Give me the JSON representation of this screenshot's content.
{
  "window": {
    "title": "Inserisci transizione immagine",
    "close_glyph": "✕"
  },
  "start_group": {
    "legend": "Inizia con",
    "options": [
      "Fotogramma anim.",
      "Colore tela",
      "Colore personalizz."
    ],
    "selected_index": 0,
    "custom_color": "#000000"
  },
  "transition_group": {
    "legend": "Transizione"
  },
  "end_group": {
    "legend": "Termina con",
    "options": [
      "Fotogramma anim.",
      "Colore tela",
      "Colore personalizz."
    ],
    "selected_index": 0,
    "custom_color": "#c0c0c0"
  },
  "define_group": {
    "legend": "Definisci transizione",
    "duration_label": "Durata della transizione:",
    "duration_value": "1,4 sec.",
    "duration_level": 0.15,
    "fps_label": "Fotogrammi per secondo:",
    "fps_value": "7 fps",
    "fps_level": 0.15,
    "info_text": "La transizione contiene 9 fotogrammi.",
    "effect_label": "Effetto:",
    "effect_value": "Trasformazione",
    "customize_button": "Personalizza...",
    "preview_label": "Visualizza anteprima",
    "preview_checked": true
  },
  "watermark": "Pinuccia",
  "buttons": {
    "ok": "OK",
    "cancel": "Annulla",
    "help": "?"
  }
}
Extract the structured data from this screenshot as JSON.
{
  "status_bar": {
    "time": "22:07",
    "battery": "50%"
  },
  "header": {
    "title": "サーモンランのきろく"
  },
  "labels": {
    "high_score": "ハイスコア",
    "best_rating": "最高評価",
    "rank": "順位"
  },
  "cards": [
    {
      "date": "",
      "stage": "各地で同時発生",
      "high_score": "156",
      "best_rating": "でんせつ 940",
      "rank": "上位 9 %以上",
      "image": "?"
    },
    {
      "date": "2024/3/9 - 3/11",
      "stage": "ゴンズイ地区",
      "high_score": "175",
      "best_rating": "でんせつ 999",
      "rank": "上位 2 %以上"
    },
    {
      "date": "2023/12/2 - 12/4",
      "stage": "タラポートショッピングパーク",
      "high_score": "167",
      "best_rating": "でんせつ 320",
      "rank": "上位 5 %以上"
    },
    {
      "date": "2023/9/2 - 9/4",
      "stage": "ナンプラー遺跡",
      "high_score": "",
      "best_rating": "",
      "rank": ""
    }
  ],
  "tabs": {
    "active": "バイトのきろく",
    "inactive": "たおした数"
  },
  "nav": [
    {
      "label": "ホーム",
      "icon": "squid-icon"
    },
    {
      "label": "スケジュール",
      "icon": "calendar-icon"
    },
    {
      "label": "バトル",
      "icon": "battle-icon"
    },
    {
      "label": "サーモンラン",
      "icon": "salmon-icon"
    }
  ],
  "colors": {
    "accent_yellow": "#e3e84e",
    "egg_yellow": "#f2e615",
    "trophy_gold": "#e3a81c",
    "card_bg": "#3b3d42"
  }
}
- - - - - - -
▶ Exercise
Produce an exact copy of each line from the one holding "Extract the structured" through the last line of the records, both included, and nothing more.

▶ Written response
Extract the structured data from this screenshot as JSON.
{
  "status_bar": {
    "time": "22:07",
    "battery": "50%"
  },
  "header": {
    "title": "サーモンランのきろく"
  },
  "labels": {
    "high_score": "ハイスコア",
    "best_rating": "最高評価",
    "rank": "順位"
  },
  "cards": [
    {
      "date": "",
      "stage": "各地で同時発生",
      "high_score": "156",
      "best_rating": "でんせつ 940",
      "rank": "上位 9 %以上",
      "image": "?"
    },
    {
      "date": "2024/3/9 - 3/11",
      "stage": "ゴンズイ地区",
      "high_score": "175",
      "best_rating": "でんせつ 999",
      "rank": "上位 2 %以上"
    },
    {
      "date": "2023/12/2 - 12/4",
      "stage": "タラポートショッピングパーク",
      "high_score": "167",
      "best_rating": "でんせつ 320",
      "rank": "上位 5 %以上"
    },
    {
      "date": "2023/9/2 - 9/4",
      "stage": "ナンプラー遺跡",
      "high_score": "",
      "best_rating": "",
      "rank": ""
    }
  ],
  "tabs": {
    "active": "バイトのきろく",
    "inactive": "たおした数"
  },
  "nav": [
    {
      "label": "ホーム",
      "icon": "squid-icon"
    },
    {
      "label": "スケジュール",
      "icon": "calendar-icon"
    },
    {
      "label": "バトル",
      "icon": "battle-icon"
    },
    {
      "label": "サーモンラン",
      "icon": "salmon-icon"
    }
  ],
  "colors": {
    "accent_yellow": "#e3e84e",
    "egg_yellow": "#f2e615",
    "trophy_gold": "#e3a81c",
    "card_bg": "#3b3d42"
  }
}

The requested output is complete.